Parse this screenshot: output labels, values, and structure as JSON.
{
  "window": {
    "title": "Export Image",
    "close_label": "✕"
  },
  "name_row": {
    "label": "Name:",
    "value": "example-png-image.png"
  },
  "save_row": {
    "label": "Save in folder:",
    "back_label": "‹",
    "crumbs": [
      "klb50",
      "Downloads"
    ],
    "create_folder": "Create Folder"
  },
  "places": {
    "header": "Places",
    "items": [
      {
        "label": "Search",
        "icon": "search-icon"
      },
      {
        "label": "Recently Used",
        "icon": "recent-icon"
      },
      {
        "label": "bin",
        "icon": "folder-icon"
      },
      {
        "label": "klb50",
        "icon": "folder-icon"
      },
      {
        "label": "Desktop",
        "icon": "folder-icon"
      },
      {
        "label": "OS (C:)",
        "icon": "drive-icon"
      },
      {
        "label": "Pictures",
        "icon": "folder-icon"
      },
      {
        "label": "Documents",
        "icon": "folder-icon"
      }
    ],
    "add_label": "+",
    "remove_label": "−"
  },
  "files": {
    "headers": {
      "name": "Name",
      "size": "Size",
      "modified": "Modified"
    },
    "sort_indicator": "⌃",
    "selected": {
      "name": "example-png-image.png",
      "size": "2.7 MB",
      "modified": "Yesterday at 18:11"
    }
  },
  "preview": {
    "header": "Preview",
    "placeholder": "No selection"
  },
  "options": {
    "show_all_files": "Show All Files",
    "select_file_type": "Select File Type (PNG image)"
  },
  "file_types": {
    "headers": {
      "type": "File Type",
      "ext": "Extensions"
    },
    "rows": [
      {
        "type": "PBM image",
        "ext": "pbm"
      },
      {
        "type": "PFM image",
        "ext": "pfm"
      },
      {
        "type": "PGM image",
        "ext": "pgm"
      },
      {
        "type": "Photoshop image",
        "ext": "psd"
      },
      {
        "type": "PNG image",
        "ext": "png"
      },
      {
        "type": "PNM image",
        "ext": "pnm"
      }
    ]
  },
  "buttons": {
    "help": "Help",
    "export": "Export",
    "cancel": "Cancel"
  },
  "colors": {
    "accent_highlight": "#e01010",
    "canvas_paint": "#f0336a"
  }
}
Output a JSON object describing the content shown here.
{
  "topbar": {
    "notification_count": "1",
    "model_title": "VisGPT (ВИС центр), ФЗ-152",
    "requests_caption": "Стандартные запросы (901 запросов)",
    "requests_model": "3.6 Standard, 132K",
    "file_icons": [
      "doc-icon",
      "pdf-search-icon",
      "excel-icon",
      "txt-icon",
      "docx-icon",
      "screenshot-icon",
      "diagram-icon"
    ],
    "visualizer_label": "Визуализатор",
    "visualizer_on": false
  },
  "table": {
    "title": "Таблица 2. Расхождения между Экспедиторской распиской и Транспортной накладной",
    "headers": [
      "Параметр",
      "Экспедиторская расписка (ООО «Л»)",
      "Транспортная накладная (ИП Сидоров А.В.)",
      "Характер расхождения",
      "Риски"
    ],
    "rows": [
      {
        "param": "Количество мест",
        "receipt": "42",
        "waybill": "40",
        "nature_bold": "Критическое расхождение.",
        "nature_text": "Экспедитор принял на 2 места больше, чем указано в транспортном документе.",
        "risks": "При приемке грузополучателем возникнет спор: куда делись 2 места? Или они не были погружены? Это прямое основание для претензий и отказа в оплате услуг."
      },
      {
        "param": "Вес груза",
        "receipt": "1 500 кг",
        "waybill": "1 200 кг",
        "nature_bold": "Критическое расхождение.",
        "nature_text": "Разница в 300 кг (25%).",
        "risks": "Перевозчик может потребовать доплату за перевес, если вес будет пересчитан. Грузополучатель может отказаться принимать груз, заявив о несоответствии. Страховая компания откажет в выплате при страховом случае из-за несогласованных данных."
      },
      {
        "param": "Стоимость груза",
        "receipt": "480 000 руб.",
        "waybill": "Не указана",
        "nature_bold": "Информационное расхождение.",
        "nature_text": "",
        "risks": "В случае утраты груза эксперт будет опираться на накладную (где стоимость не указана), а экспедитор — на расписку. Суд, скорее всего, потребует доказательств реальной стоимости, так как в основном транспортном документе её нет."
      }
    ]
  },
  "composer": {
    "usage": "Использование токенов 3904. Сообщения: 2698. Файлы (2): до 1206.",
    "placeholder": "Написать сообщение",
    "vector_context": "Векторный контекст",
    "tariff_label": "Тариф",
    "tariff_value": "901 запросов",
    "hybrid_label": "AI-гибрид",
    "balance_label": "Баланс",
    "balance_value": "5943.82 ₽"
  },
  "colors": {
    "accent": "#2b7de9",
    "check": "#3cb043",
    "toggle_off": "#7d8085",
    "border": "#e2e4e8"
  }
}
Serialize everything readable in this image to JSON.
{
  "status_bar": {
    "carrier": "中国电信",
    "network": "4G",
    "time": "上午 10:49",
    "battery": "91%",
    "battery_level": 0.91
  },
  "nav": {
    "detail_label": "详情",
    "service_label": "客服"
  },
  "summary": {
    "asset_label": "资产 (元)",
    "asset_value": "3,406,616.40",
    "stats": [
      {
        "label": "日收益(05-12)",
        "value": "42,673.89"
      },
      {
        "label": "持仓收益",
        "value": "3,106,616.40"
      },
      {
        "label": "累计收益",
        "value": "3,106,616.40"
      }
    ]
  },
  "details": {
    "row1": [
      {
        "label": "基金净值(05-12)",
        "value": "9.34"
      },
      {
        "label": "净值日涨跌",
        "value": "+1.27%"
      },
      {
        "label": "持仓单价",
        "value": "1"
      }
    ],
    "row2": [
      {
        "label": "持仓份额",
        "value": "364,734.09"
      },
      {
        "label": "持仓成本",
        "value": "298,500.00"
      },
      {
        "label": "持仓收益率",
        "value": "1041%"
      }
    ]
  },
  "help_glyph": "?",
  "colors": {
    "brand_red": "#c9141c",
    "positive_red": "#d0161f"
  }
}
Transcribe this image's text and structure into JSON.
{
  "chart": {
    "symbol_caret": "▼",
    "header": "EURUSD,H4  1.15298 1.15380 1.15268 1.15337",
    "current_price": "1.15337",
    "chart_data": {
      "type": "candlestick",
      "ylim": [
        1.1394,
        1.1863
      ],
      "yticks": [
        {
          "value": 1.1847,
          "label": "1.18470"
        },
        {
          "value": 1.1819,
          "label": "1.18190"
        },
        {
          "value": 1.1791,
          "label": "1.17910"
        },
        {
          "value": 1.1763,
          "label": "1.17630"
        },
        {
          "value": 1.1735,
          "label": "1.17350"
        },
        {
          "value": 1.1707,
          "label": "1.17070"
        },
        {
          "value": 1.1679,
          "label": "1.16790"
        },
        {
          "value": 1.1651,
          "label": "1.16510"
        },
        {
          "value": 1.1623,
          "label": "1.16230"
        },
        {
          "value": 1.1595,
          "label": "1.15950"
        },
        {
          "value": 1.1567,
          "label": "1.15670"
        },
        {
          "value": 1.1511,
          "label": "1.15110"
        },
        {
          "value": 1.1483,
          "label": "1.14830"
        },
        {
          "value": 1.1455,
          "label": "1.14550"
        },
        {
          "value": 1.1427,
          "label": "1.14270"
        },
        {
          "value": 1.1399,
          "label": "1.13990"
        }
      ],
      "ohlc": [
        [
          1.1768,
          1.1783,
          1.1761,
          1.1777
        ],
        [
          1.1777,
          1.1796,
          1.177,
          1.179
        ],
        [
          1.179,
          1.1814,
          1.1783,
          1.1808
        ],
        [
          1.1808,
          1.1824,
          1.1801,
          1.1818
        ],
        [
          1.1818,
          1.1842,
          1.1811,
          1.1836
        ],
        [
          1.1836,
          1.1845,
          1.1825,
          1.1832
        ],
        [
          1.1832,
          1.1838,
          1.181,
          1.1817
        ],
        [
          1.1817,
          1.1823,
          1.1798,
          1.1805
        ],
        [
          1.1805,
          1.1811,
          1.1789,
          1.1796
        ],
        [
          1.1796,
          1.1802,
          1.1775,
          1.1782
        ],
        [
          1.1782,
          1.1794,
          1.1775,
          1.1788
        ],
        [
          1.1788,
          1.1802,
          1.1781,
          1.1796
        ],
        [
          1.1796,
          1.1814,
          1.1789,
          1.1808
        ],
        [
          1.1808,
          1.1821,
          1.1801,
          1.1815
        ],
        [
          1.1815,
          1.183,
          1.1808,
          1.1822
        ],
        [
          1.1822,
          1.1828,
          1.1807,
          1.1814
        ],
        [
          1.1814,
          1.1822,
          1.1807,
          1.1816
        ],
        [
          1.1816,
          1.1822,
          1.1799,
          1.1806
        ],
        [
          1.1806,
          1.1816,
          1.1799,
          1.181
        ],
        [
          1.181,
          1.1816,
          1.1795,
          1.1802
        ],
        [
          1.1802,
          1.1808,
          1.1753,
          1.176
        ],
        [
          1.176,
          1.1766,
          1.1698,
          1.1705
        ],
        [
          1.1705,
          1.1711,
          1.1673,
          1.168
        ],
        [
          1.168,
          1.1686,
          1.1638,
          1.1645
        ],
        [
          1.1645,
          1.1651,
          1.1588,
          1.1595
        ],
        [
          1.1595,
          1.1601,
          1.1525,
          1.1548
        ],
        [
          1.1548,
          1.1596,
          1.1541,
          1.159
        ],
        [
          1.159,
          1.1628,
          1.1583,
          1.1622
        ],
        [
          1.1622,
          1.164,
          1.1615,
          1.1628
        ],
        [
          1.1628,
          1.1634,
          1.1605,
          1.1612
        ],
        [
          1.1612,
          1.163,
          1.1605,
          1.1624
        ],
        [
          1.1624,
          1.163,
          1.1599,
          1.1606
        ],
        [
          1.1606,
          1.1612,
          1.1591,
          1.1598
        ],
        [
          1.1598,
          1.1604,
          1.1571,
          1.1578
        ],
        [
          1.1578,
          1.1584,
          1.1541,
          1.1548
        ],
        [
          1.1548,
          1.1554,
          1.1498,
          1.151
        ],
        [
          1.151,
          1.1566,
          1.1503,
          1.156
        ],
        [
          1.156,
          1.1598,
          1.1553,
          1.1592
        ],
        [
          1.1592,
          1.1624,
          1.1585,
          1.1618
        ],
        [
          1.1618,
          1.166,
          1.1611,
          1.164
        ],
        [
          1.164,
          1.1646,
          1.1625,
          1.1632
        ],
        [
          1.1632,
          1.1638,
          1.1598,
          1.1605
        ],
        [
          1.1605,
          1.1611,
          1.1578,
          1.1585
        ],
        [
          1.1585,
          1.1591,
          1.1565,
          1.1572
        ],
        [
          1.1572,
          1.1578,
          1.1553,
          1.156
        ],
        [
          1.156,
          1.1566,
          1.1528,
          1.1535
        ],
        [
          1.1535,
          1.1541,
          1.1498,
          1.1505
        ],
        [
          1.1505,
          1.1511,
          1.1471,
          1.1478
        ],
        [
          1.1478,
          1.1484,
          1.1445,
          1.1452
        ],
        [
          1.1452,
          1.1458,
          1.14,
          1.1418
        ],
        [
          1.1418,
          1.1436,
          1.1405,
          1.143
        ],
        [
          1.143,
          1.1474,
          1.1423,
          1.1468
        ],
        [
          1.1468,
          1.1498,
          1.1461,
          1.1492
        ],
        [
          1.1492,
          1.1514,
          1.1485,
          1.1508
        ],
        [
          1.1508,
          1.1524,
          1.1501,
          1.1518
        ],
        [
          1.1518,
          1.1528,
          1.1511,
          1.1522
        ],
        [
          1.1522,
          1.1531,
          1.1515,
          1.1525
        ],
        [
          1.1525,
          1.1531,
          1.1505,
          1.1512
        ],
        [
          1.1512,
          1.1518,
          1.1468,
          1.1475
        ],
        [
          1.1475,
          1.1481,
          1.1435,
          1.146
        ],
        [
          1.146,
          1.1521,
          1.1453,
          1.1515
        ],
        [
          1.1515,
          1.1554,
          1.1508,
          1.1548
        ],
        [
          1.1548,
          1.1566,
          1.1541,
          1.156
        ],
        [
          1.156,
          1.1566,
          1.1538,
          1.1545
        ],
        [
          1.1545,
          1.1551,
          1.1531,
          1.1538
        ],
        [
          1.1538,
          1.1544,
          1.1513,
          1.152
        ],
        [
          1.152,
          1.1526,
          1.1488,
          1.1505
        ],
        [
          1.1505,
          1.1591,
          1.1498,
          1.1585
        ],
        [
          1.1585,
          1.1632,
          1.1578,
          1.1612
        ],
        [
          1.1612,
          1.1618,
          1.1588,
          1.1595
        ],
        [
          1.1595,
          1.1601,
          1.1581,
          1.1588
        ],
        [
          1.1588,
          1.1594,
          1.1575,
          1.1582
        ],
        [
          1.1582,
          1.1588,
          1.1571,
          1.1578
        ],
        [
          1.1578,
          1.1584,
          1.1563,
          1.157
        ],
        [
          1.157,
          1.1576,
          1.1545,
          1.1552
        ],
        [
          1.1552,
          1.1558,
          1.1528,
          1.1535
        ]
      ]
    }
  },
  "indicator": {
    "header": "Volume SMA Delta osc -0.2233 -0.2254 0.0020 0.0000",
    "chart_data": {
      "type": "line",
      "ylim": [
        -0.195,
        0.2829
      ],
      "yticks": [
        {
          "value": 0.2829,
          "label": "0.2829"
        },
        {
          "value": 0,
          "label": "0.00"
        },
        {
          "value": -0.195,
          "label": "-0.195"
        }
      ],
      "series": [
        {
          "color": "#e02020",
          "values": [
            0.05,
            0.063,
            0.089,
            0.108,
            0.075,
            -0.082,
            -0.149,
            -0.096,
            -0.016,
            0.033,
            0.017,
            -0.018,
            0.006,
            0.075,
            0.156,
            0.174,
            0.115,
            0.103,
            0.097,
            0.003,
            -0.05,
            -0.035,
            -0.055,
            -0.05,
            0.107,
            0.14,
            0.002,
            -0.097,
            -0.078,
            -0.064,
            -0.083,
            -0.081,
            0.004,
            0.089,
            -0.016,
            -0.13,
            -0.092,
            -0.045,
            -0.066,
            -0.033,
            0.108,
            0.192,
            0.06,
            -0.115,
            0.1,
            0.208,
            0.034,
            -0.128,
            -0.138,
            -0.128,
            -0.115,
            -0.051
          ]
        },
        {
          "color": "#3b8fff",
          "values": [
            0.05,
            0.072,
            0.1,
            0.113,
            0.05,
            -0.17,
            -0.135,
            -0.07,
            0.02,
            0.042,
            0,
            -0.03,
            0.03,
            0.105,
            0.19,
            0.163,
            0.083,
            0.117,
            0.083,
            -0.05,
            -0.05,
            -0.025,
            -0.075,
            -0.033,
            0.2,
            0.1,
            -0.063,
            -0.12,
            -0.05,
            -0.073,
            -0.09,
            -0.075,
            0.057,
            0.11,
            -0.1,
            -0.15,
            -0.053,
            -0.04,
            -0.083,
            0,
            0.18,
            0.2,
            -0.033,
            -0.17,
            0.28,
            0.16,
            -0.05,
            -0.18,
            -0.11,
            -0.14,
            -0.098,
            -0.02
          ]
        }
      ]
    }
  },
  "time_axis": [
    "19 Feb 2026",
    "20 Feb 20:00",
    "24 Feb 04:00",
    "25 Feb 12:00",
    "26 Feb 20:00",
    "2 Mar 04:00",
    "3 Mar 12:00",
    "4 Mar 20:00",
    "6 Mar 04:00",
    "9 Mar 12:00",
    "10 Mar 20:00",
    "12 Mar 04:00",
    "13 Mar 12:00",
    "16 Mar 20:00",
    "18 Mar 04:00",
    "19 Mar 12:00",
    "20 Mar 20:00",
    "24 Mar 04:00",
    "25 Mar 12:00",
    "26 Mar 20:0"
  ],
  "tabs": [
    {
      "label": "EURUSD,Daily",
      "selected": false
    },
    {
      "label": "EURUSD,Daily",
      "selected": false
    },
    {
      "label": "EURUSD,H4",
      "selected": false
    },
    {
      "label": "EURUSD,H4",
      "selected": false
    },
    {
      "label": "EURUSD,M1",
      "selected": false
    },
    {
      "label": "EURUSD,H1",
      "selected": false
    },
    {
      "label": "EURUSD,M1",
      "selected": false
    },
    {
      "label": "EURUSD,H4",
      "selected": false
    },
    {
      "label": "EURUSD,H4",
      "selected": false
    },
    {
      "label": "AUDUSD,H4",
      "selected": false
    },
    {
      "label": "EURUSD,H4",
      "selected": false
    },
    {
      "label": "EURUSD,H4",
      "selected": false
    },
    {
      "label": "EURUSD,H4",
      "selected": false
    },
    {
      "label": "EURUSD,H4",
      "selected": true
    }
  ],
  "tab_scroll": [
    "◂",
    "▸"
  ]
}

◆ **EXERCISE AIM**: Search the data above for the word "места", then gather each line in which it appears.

◆ **TASK SOLUTION**:
        "nature_text": "Экспедитор принял на 2 места больше, чем указано в транспортном документе.",
        "risks": "При приемке грузополучателем возникнет спор: куда делись 2 места? Или они не были погружены? Это прямое основание для претензий и отказа в оплате услуг."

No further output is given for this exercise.